Lazarus Chakwera, 65, comfortably beat Peter Mutharika with 58.5% of the vote, marking the first time in African history that an election re-run led to the defeat of an incumbent.
LILONGWE - Malawi's new president Lazarus Chakwera called for national sacrifice to transform his country as he was inaugurated on Monday, completing a remarkable turnaround after losing last year's election.
That vote was annulled by Malawi's top court over "widespread and systematic" irregularities and a re-run election was held on 23 June.
Chakwera, 65, comfortably beat Peter Mutharika with 58.5% of the vote, marking the first time in African history that an election re-run led to the defeat of an incumbent.
A triumphant Chakwera gave a rousing speech after receiving the sword of command from the army general Peter Namathanga in the capital Lilongwe on Monday.
"We must have the courage to face and endure the pain if we ever want to enjoy wholeness as a nation," said the former evangelical preacher, who campaigned on rooting out corruption and reviving the economy of the aid-dependent southern African country.

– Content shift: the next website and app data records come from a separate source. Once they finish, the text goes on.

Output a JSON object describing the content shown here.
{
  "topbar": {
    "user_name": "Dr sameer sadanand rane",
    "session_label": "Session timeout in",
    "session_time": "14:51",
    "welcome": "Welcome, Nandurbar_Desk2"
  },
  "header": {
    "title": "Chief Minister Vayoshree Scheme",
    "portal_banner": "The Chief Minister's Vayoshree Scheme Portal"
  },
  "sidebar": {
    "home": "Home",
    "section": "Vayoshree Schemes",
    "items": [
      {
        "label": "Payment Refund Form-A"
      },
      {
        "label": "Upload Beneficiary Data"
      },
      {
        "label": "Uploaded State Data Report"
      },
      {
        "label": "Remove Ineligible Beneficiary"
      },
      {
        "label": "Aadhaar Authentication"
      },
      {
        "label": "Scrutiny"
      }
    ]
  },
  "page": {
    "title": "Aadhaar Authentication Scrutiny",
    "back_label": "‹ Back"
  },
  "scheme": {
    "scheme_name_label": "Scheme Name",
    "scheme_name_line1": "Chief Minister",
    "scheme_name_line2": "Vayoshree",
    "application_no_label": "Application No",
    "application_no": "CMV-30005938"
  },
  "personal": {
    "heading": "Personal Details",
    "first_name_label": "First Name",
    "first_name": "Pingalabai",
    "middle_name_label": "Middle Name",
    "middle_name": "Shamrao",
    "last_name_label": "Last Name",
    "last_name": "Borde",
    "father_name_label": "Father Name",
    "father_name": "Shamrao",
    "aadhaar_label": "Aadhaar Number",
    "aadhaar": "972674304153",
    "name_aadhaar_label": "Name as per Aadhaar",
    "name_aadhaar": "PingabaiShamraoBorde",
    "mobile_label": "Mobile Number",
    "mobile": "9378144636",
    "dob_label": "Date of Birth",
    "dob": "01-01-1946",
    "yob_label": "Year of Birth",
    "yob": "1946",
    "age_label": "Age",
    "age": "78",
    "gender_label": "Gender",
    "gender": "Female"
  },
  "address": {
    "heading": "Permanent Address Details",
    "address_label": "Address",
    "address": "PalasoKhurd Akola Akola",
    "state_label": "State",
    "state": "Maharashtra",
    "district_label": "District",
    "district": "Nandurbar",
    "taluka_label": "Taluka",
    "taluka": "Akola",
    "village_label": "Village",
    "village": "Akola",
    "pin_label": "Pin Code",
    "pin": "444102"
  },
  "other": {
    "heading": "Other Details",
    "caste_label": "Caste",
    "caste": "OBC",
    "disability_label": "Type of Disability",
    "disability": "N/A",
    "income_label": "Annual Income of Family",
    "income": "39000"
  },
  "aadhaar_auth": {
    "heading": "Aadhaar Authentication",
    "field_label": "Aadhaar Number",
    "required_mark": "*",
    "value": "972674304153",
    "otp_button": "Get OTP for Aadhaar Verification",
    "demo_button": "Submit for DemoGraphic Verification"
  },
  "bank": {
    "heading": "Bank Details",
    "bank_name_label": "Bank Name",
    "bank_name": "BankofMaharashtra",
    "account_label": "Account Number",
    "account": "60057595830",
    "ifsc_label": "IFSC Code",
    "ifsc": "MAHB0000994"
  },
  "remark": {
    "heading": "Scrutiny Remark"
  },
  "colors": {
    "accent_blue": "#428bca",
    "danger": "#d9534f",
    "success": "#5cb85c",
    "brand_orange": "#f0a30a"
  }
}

"We must each accept that in the context of Malawi's recovery and transformation... We are each in some way part of Malawi's problems and must each in some way be part of her solution."
As part of a push to curb executive power, he committed to publish a declaration of assets every year as well as address parliament over his actions.
"Before we can begin to rebuild, we must clear the rubble of corruption," he said, also singling out "laziness", "donor dependency", "unprofessionalism", "incompetence" and the "impunity" of those in power.
The inauguration, held at Malawi's army headquarters named after founding president Hastings Kamuzu Banda, was attended by only 100 guests and coincided with the country's 56th anniversary of independence from Britain.
Chakwera cancelled planned independence day celebrations over the weekend and his inauguration ceremony was drastically scaled back following a spike in coronavirus infections.
Malawi announced 129 new infections on Monday, seven percent of its total of 1742 cases.
A court blocked the previous government from imposing a full lockdown in April because it failed to announce any measures to cushion the vulnerable.